Watch Bassnectar Get Pensive About Politics, Power, and Music
"For a while, I thought it was almost fucked up to spend your time partying when other people were suffering."
Electronic dance music doesn’t have many Ian MacKaye-like figures, to which you’d probably say, “Well, duh.” But Lorin Ashton — the breaks-and-bass agitator best known as Bassnectar — has long done his part to serve as the scene’s left-wing conscience. In 2011, he donated one dollar of every ticket sold to non-profits like AlterNet, the media watchdog Free Press and Reach Out, which supports people with disabilities in the LGBT community.

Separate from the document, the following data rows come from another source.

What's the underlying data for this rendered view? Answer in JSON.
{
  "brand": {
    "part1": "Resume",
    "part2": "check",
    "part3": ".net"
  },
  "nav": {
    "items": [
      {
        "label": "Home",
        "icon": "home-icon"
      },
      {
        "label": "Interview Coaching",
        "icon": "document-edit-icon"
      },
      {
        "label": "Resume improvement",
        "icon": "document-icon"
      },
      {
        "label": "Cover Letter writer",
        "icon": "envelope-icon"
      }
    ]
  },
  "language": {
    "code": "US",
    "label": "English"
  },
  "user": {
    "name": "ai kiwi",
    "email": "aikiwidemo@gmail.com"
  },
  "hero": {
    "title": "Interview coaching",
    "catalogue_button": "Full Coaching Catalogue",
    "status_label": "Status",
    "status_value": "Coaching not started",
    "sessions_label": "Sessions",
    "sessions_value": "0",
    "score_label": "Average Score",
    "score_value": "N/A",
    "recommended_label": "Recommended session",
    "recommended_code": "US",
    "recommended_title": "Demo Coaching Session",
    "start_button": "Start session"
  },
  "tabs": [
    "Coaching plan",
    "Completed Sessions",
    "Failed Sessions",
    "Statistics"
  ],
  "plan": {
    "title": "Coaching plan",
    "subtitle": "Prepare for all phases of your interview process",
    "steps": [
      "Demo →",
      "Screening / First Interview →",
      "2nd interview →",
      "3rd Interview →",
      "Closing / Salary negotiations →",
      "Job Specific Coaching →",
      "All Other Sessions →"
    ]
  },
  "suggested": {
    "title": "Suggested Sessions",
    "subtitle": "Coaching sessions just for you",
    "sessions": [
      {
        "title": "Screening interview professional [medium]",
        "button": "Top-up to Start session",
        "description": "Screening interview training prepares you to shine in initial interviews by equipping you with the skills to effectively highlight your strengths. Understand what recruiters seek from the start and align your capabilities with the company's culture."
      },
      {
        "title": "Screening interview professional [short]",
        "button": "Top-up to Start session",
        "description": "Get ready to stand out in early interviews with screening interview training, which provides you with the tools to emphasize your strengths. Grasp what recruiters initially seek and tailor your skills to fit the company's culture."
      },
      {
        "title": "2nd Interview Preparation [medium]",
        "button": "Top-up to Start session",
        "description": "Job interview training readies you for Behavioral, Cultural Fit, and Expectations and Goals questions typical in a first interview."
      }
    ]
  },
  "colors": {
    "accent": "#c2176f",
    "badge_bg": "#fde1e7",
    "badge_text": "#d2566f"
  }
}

In a segment of its Neighborhood Series, the San Francisco creative agency Yours Truly talks to Ashton about political involvement, personal responsibility and finding balance. “For a while, I thoughtit was almost fucked up to spend your time partying when other people were suffering,” he admits, surveying a particularly desolate patch of the East Bay. Then, as he describes his epiphany that music is an essential element of the human experience, he hops a fence and leads the cameras into an abandoned building. From the look on his face, you know he’s thinking that it would make an awesome space for an illegal rave.